> [DATA FOR REVIEW]:

════════════════════

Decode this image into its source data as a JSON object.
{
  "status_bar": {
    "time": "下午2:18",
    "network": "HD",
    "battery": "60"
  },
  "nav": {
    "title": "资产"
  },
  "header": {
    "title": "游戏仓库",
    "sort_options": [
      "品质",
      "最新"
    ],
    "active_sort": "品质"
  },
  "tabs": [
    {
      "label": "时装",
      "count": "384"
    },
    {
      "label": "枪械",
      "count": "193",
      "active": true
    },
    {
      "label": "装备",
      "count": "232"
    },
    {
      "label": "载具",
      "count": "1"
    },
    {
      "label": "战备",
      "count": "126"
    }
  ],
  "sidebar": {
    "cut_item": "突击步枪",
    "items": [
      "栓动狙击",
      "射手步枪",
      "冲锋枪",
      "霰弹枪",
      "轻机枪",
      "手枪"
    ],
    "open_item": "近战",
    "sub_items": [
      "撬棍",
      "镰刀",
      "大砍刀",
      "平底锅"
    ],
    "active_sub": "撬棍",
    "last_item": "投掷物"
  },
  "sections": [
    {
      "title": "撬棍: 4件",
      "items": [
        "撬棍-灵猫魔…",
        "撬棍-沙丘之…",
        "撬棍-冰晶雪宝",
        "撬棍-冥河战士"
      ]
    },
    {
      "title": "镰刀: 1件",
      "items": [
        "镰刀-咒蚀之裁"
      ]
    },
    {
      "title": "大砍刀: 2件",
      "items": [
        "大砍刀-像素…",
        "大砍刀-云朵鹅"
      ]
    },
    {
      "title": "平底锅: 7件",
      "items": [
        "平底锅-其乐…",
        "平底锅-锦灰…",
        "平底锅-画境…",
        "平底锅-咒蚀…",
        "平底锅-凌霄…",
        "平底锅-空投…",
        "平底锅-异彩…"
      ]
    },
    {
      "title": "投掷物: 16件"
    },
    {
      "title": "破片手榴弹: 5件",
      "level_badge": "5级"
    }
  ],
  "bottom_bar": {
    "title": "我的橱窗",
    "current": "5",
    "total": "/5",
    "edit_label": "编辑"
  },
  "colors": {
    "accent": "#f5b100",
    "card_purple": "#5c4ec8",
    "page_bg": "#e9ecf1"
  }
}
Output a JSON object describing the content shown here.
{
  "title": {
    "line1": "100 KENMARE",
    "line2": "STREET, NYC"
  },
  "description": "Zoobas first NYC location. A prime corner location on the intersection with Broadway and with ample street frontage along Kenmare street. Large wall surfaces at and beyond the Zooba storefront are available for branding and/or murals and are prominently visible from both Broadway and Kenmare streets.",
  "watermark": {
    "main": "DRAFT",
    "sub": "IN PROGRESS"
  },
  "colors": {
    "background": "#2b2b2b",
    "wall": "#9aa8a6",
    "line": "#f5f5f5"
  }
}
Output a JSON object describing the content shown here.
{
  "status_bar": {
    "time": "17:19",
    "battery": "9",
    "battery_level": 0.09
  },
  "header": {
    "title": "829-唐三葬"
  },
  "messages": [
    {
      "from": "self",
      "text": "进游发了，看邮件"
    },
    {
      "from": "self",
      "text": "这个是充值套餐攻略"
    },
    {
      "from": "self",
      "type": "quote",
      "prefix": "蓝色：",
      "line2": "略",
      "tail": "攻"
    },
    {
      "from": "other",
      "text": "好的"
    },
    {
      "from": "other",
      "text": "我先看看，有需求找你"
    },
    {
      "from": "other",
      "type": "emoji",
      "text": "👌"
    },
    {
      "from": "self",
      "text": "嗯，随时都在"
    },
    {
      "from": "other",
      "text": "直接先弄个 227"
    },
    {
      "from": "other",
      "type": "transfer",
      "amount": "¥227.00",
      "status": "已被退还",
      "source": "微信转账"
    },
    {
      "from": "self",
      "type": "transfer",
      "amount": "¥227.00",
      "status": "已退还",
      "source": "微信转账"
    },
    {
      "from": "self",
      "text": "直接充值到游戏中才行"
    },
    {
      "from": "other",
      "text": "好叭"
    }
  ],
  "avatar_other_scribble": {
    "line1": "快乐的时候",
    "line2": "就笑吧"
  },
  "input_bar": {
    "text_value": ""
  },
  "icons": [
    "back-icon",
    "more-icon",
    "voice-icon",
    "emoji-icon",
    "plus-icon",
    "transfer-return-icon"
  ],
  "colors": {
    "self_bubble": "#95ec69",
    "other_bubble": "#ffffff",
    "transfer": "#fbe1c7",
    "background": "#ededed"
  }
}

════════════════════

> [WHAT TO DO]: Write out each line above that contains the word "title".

> [SOLUTION]:
    "title": "资产"
    "title": "游戏仓库",
      "title": "撬棍: 4件",
      "title": "镰刀: 1件",
      "title": "大砍刀: 2件",
      "title": "平底锅: 7件",
      "title": "投掷物: 16件"
      "title": "破片手榴弹: 5件",
    "title": "我的橱窗",
  "title": {
    "title": "829-唐三葬"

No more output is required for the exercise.